CINNCINATI, Ohio—The Kroger Co. has dropped its federal lawsuit against Visa after the grocer and the credit card company came to a settlement agreement, Progressive Grocer reports. Details of the settlement were not released.
In 2016, Kroger filed the suit alleging that Visa threatened to increase fees and cut off the supermarket operator from accepting its debit cards because of a dispute about the use of personal identification numbers (PINs) to verify debit-card transactions. At that time, Kroger said it had already been fined $7 million by Visa over the dispute, although Visa denied the allegations.
Now the lawsuit has been settled, but a separate disagreement that resulted in two Kroger banners refusing to accept Visa credit cards is still unresolved.
Smith's Food & Drug Stores and Foods Co., two Kroger brands, stopped accepting Visa because of the excessive interchange and network fees that Visa and its issuing banks charge retailers. Kroger claims those fees were driving up food prices for shoppers. Consumers may still use credit cards from Mastercard, Discover and American Express.
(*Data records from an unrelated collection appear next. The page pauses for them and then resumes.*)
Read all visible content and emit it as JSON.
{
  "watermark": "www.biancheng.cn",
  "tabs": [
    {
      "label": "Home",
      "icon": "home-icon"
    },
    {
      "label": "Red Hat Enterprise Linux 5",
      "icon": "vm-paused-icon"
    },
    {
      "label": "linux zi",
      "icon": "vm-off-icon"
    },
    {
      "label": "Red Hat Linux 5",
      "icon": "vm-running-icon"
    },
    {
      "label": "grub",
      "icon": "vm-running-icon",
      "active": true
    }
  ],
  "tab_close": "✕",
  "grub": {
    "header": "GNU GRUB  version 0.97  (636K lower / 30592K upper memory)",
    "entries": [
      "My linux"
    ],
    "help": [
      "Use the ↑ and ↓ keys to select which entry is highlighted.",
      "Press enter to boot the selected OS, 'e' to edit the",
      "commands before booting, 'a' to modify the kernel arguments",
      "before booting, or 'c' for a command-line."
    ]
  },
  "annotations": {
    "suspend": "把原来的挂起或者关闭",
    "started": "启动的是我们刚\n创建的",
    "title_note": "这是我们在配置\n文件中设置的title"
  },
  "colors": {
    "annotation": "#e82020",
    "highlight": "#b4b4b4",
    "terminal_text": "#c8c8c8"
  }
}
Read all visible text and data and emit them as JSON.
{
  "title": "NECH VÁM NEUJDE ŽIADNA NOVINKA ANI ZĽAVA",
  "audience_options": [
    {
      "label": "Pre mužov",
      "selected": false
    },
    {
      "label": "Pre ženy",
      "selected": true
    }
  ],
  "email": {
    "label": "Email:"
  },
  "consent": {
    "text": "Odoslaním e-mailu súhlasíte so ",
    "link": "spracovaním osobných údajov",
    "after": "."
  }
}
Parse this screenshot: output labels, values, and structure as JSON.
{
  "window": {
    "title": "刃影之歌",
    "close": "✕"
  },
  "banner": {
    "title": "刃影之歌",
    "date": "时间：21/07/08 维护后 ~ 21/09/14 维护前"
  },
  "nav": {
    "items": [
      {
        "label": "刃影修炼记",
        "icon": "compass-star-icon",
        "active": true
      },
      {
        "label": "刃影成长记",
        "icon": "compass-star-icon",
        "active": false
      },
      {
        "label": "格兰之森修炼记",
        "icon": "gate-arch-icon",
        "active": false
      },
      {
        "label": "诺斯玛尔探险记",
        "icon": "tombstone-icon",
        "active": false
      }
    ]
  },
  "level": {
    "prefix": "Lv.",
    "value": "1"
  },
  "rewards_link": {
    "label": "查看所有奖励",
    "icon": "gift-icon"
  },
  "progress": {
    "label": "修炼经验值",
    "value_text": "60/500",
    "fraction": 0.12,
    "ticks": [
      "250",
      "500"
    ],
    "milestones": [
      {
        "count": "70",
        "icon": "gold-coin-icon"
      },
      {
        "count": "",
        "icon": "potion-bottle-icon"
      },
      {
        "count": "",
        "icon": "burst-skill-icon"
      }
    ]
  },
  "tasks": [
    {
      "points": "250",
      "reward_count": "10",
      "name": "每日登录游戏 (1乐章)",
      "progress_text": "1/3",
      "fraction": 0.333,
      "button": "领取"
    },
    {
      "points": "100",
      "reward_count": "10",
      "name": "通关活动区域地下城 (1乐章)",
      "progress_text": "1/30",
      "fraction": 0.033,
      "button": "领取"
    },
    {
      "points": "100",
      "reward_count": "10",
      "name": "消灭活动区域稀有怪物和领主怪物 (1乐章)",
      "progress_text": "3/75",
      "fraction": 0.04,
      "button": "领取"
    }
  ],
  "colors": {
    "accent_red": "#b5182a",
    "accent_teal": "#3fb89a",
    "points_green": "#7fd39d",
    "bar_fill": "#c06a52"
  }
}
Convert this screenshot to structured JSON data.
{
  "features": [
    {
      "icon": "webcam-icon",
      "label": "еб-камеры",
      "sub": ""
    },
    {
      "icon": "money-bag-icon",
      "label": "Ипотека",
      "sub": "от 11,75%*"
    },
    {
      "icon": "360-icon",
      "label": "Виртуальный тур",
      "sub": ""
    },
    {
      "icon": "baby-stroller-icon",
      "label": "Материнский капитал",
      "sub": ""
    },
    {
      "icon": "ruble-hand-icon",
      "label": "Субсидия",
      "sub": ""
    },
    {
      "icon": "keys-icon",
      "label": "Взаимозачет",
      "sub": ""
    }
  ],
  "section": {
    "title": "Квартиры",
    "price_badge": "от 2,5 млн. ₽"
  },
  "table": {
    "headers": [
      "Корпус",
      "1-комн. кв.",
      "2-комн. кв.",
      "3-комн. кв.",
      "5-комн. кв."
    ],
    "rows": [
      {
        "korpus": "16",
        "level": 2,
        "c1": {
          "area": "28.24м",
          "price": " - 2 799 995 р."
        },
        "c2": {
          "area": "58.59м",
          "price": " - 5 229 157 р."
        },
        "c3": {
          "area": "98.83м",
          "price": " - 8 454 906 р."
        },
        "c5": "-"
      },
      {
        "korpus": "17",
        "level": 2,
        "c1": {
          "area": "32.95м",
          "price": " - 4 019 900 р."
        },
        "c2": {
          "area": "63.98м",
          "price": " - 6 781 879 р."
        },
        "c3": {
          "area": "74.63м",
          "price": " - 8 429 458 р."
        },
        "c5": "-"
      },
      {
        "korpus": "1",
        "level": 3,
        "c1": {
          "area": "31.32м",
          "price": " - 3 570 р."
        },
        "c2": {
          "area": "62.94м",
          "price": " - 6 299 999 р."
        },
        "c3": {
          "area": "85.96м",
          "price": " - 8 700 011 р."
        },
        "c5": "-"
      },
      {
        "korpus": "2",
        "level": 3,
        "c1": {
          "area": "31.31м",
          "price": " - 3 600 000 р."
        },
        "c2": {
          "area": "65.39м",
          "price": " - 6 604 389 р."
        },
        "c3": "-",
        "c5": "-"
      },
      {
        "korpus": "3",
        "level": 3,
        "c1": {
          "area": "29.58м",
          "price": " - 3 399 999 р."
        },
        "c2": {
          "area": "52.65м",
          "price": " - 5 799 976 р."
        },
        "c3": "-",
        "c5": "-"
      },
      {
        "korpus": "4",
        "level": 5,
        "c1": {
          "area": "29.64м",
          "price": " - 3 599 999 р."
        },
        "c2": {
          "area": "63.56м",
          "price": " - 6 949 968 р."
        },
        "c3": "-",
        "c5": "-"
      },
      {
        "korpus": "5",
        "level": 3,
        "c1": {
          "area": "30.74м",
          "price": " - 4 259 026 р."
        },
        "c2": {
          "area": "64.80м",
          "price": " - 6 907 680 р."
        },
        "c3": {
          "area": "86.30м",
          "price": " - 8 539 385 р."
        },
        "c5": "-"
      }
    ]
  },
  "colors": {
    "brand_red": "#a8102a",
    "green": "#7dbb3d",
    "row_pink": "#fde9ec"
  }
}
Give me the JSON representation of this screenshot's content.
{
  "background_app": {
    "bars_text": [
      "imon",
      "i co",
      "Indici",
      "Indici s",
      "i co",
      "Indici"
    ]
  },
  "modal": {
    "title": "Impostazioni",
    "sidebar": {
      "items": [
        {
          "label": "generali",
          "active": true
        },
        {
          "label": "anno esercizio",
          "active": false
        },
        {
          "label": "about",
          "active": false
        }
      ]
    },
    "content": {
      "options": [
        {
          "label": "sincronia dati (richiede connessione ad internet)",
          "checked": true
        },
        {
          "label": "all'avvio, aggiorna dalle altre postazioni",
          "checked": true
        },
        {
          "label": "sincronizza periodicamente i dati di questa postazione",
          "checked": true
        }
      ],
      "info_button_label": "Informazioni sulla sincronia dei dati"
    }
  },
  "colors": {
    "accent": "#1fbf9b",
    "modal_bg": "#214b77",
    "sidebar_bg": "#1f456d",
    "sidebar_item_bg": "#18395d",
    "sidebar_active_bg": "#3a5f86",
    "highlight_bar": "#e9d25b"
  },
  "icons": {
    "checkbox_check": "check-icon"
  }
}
Kroger operates nearly 2,800 retail food stores under various names and employs nearly half a million associates.